Just over fifty years ago, it was rare to see a woman working in construction or building cars; and perhaps, fifty years before that, the workplace was no place for a woman to be. But a lot has changed since the 1800s when women were finally allowed to vote for the first time in an election. Back then, women were fighting for their right to suffrage. Today, women want the right to work as safely as possible, in workplaces where the hazards are often less favourable to them.
It’s true, the right to a safe workplace does not discriminate between men and women, but when the hazards pose different effects on different types of demographic — whether it’s gender, ethnicity or physical traits — it’s reassuring to know that your OHS program has got it covered.

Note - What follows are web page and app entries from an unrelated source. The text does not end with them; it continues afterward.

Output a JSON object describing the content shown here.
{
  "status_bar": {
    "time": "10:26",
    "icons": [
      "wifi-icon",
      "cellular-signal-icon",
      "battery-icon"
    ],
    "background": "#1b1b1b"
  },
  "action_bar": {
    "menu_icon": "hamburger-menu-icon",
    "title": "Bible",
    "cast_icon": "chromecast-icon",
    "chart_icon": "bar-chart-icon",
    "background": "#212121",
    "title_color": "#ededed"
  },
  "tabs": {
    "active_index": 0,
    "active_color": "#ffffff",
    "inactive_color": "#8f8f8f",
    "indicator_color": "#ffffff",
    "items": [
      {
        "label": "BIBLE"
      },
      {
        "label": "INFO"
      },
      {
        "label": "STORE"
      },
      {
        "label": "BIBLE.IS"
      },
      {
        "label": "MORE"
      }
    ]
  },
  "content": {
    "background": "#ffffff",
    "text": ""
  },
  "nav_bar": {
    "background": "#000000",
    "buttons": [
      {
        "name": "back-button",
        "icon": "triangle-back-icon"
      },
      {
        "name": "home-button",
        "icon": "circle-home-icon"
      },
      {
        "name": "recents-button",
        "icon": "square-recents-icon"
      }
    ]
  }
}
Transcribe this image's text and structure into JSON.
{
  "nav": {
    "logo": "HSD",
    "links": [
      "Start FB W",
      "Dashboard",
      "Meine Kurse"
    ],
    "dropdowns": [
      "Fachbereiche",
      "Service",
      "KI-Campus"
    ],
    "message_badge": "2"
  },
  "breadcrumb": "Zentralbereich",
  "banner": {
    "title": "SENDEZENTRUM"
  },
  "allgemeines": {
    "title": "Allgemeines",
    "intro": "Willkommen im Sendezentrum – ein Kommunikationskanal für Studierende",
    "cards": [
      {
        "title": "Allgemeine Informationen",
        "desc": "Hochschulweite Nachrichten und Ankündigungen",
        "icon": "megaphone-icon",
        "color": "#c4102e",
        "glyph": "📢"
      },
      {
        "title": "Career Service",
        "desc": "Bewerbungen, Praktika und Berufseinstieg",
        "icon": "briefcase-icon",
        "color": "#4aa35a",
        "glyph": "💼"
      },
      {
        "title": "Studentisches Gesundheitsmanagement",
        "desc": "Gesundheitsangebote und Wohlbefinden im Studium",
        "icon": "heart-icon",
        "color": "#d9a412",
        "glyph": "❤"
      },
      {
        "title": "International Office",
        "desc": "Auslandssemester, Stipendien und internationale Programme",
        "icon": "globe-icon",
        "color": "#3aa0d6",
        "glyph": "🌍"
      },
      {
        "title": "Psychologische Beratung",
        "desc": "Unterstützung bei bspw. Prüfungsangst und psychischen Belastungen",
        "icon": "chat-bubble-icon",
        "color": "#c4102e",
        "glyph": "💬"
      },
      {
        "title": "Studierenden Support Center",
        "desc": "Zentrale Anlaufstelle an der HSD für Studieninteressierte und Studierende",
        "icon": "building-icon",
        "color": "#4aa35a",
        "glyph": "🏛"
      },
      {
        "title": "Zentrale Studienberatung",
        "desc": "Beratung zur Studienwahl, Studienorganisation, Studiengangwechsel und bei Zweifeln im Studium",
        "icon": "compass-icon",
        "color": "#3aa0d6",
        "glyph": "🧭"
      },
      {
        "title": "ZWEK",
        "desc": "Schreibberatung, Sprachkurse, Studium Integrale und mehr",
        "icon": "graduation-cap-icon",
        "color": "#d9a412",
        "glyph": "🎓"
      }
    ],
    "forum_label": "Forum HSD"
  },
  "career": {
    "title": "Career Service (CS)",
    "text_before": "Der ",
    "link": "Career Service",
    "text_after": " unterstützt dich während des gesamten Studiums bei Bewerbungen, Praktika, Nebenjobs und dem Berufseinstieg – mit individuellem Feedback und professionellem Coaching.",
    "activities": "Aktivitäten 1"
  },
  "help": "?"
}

Today, a working woman — even a working mom — has become a fact of life. Behind every successful organization, every enormous building, every great car or machinery, you will find a few women somewhere down the line. Perhaps they helped draft a great marketing campaign, assisted in painting that new building, or even worked in the assembly line of a car parts manufacturing company. Whatever that may be, women help contribute to the success of any organization.
Looking out for the health and safety of all your workers may not always be as simple as drafting a health and safety policy and training your workers on injury prevention. Sometimes, it requires a little creativity and proactive judgment, especially in high-performance industries where the risks are varied and the workers diverse. Sometimes, you have to move past gender equality and look at gender diversity to really figure out the best way to keep all your workers safe and healthy.
Our cover story, featuring the highlights of the roundtable discussion, offers some guidance on how to develop and implement a gender-sensitive health and safety management system.
Mari-Len De Guzman is the editor of Canadian Occupational Safety magazine and website. You may contact her at firstname.lastname@example.org.
Mari-Len De Guzman is the former editor of Canadian Occupational Safety magazine and www.cos-mag.com.